Extracted data entries

◇ ◇ ◇ ◇

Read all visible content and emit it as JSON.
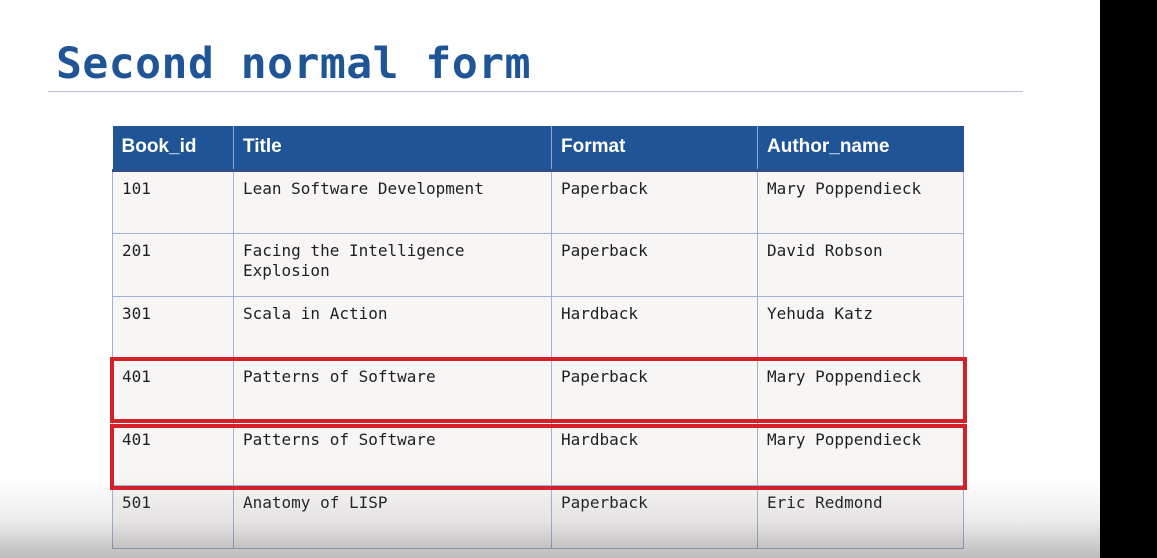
{
  "slide": {
    "title": "Second normal form"
  },
  "table": {
    "headers": [
      "Book_id",
      "Title",
      "Format",
      "Author_name"
    ],
    "rows": [
      [
        "101",
        "Lean Software Development",
        "Paperback",
        "Mary Poppendieck"
      ],
      [
        "201",
        "Facing the Intelligence Explosion",
        "Paperback",
        "David Robson"
      ],
      [
        "301",
        "Scala in Action",
        "Hardback",
        "Yehuda Katz"
      ],
      [
        "401",
        "Patterns of Software",
        "Paperback",
        "Mary Poppendieck"
      ],
      [
        "401",
        "Patterns of Software",
        "Hardback",
        "Mary Poppendieck"
      ],
      [
        "501",
        "Anatomy of LISP",
        "Paperback",
        "Eric Redmond"
      ]
    ],
    "highlighted_rows": [
      3,
      4
    ]
  },
  "colors": {
    "title": "#1f5596",
    "header_background": "#1f5596",
    "highlight": "#d42027",
    "cell_background": "#f8f5f5"
  }
}
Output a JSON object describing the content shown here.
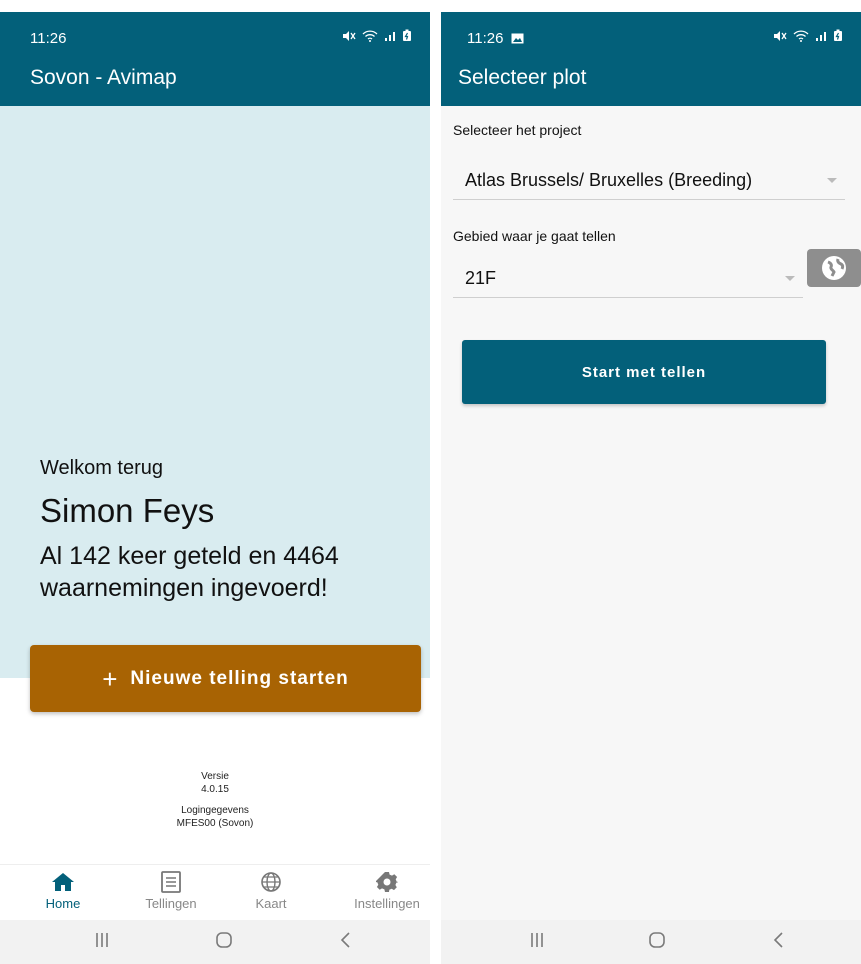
{
  "left": {
    "status": {
      "time": "11:26"
    },
    "appbar": {
      "title": "Sovon - Avimap"
    },
    "welcome": {
      "greeting": "Welkom terug",
      "user_name": "Simon Feys",
      "stats": "Al 142 keer geteld en 4464 waarnemingen ingevoerd!"
    },
    "cta": {
      "plus": "+",
      "label": "Nieuwe telling starten"
    },
    "version": {
      "label": "Versie",
      "value": "4.0.15",
      "login_label": "Logingegevens",
      "login_value": "MFES00 (Sovon)"
    },
    "bottom_nav": [
      {
        "label": "Home",
        "icon": "home-icon",
        "active": true
      },
      {
        "label": "Tellingen",
        "icon": "list-icon",
        "active": false
      },
      {
        "label": "Kaart",
        "icon": "globe-icon",
        "active": false
      },
      {
        "label": "Instellingen",
        "icon": "gear-icon",
        "active": false
      }
    ]
  },
  "right": {
    "status": {
      "time": "11:26"
    },
    "appbar": {
      "title": "Selecteer plot"
    },
    "project": {
      "label": "Selecteer het project",
      "value": "Atlas Brussels/ Bruxelles (Breeding)"
    },
    "area": {
      "label": "Gebied waar je gaat tellen",
      "value": "21F"
    },
    "start_button": {
      "label": "Start met tellen"
    }
  },
  "colors": {
    "primary": "#03607a",
    "accent": "#a86303",
    "welcome_bg": "#d9ecf0",
    "nav_inactive": "#888888"
  }
}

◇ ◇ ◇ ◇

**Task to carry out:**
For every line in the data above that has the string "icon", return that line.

**Solution:**
        "icon": "home-icon",
        "icon": "list-icon",
        "icon": "globe-icon",
        "icon": "gear-icon",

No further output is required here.